Tip #no.1 Oh hail the mighty Post It Note

Quite frankly, these are gifts from wise sages known as trees. They donate their bodies to the cause so I try to use them wisely and as sparingly as possible. From the little tabs you can get to help you navigate or proof/edit an document, right up to the larger ‘don’t forget’ and ‘in ya face’, monitor perfect creations – I just can’t be done with them.

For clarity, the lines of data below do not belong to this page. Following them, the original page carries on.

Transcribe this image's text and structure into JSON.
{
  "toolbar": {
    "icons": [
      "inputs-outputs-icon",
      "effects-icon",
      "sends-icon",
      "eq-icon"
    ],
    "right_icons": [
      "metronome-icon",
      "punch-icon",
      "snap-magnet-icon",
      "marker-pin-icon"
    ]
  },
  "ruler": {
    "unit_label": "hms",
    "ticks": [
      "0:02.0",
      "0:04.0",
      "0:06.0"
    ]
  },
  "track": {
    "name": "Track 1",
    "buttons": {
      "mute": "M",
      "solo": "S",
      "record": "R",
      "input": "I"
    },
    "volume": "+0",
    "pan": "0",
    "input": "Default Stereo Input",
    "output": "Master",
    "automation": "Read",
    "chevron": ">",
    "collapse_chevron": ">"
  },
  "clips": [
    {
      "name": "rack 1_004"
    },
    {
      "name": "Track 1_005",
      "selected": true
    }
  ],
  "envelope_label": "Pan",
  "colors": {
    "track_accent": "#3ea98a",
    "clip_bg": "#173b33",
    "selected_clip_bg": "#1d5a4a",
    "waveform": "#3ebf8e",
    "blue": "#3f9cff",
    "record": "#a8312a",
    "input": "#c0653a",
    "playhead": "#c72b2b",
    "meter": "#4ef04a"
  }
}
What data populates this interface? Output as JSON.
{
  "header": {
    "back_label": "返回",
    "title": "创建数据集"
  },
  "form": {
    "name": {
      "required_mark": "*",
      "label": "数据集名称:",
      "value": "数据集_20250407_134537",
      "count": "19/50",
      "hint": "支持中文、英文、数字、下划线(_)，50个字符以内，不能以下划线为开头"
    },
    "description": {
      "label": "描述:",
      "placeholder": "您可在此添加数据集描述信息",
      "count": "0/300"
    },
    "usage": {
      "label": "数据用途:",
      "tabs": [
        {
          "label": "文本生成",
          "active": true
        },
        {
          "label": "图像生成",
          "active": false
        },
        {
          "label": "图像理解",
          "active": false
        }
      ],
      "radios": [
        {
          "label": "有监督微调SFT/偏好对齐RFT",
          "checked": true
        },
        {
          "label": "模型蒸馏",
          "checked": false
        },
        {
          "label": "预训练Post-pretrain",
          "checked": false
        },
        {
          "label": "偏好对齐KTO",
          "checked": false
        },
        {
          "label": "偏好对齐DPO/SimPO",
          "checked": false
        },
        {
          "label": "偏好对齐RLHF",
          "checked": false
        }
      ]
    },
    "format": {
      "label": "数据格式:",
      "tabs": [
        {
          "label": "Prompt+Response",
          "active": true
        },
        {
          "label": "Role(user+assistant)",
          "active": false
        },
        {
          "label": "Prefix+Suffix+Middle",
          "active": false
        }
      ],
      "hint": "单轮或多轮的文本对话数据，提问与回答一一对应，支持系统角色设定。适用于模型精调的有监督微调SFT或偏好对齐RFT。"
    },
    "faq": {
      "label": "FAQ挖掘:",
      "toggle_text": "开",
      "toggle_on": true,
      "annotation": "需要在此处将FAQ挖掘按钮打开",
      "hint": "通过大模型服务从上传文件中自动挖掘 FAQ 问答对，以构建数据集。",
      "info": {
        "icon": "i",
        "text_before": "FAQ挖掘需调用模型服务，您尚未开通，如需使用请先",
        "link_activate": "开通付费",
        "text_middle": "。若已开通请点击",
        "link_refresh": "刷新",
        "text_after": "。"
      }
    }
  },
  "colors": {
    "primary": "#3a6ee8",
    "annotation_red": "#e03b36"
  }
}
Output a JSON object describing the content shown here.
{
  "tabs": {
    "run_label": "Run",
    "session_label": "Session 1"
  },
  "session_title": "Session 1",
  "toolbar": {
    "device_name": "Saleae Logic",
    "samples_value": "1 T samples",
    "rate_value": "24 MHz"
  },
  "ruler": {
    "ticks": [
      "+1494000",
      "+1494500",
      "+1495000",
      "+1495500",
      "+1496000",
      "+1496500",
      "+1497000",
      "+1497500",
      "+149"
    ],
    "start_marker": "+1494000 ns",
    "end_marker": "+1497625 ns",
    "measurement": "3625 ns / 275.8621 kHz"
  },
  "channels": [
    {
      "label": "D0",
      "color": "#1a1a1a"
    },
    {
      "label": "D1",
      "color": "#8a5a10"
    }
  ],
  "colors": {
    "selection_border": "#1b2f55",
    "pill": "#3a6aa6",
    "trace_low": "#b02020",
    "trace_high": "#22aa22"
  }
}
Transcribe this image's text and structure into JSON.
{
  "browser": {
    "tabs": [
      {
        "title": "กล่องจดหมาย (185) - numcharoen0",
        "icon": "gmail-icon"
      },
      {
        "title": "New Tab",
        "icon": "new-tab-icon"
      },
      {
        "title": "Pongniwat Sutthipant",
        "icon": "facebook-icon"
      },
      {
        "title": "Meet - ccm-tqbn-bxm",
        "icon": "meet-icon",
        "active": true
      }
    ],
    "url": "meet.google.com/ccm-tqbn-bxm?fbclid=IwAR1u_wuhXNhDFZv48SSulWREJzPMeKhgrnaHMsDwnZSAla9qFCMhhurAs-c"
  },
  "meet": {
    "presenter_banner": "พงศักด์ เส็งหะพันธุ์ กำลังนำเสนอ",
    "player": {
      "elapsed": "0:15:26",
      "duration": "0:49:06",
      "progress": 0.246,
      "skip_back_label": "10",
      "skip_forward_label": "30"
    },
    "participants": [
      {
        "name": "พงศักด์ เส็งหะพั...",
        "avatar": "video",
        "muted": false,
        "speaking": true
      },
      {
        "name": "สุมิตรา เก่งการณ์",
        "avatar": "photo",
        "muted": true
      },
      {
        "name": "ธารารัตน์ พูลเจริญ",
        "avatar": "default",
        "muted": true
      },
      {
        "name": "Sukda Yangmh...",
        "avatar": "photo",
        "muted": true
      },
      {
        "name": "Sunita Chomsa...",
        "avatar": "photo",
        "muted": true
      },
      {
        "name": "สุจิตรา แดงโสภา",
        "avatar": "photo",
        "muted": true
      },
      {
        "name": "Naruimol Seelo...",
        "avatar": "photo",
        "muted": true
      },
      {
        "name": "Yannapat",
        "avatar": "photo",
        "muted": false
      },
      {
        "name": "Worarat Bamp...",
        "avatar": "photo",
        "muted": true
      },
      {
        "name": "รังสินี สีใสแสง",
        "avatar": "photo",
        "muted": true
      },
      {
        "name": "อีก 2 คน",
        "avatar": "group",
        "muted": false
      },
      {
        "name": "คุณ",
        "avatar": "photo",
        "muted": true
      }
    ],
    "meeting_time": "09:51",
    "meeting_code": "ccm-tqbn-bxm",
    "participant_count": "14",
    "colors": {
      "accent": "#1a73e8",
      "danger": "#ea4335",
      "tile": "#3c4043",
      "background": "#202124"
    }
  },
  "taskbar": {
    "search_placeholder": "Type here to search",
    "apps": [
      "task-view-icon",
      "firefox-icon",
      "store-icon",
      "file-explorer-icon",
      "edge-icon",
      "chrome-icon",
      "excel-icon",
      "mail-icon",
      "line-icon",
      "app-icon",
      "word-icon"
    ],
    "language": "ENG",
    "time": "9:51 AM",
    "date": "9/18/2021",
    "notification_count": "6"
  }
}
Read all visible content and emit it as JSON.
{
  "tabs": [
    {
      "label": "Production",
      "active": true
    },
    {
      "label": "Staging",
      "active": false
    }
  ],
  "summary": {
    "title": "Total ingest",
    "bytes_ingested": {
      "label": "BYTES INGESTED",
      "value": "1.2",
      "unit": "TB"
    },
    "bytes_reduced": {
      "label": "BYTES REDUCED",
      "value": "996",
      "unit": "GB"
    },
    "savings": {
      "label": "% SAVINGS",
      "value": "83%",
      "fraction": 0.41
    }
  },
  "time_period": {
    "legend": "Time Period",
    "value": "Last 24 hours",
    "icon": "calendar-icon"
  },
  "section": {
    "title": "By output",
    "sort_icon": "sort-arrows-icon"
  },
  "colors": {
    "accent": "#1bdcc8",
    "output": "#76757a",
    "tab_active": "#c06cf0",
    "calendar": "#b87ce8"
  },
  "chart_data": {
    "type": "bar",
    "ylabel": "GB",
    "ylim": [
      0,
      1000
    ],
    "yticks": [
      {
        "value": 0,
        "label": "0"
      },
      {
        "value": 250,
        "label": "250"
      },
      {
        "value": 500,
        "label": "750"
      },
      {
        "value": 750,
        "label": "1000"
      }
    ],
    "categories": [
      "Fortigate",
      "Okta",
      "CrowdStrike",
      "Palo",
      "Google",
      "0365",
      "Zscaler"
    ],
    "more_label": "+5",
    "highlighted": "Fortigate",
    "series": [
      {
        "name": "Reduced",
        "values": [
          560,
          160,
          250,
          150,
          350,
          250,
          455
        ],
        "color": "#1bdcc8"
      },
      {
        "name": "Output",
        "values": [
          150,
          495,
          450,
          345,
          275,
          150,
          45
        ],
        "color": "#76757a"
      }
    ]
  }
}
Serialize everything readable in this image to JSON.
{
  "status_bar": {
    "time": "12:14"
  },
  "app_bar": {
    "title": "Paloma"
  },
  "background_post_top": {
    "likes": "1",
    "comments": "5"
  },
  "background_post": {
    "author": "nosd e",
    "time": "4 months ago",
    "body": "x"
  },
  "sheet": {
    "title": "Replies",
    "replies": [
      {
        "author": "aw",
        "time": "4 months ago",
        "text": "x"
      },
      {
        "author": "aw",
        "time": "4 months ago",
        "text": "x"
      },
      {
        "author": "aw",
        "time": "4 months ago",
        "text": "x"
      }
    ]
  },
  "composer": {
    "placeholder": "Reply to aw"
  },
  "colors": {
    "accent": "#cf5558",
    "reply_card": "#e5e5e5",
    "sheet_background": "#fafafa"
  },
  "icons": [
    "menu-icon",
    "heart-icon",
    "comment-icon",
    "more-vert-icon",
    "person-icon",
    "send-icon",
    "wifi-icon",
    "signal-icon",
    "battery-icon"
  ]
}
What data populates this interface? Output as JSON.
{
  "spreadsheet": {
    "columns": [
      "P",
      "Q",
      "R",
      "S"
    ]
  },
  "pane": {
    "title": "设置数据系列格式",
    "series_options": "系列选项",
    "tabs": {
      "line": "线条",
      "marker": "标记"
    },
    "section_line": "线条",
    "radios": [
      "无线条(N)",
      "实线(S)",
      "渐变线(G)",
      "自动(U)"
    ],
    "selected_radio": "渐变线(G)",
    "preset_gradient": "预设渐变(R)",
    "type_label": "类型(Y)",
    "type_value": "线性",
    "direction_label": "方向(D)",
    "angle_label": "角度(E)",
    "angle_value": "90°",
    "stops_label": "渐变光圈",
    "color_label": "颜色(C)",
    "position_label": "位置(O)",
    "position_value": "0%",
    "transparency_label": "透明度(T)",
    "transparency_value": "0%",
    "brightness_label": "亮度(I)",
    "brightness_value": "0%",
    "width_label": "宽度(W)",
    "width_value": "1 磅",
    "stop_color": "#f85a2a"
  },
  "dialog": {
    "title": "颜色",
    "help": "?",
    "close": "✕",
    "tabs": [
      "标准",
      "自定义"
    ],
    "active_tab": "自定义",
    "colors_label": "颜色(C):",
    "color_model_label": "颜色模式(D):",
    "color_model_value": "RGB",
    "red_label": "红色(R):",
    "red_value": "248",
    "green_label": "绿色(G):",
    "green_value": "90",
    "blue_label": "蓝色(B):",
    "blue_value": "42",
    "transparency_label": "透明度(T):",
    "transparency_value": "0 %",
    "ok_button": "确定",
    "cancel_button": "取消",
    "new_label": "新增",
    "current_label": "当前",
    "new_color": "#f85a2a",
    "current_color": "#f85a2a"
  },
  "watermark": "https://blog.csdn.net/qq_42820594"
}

Paired perfect with the trusty sharpie pen and some neat hand writing – I dare say that they can even be a thing of beauty, that is if you don’t go overboard and plaster them everywhere!

That is why I have must trusty A4 notepad on my desk at all times for my weekly ‘To Do List’ which has a line drawn down the right hand -creating a space dedicated to list any quick ‘Don’t forgets’ This ensures I don’t drown in a sea of post-it notes nor become single handled responsible for the destroying of the homes of several unamused Sloths in the Amazon Rainforest. Much to the pleasure of my boss who hates them, I cap the number of Post-its allowed on my desk to a max of 5 at any one time. Most often they are use to provide me with prompts or help me to install some useful working habits. I may also have a thing for colour and get joy from working at a tidy and beautiful desk (more on this at a later date and a book I have read called “Joy”) – so my post-its stash live on my desk at all times as a set of four colours – which happen to match the brands accent colours at work. Matchy match eat your heart out!

Obviously post-it notes have other uses, I for one would be lost without them when mapping out the navigation of a website, processing mapping or doing UX work, but my all time favourite has to be the below – they even now sell them made with left glued, right glued alternating leafs. Obviously use them once you have gone slinky crazy with them!

Did you know?
The idea for the Post-it note was conceived in 1974 by Arthur Fry. He was aware of an adhesive accidentally developed in 1968 by fellow 3M employee Spencer Silver. No application for the lightly sticky stuff was apparent until Fry’s idea. A classic example of one person’s failure turning into another’s success.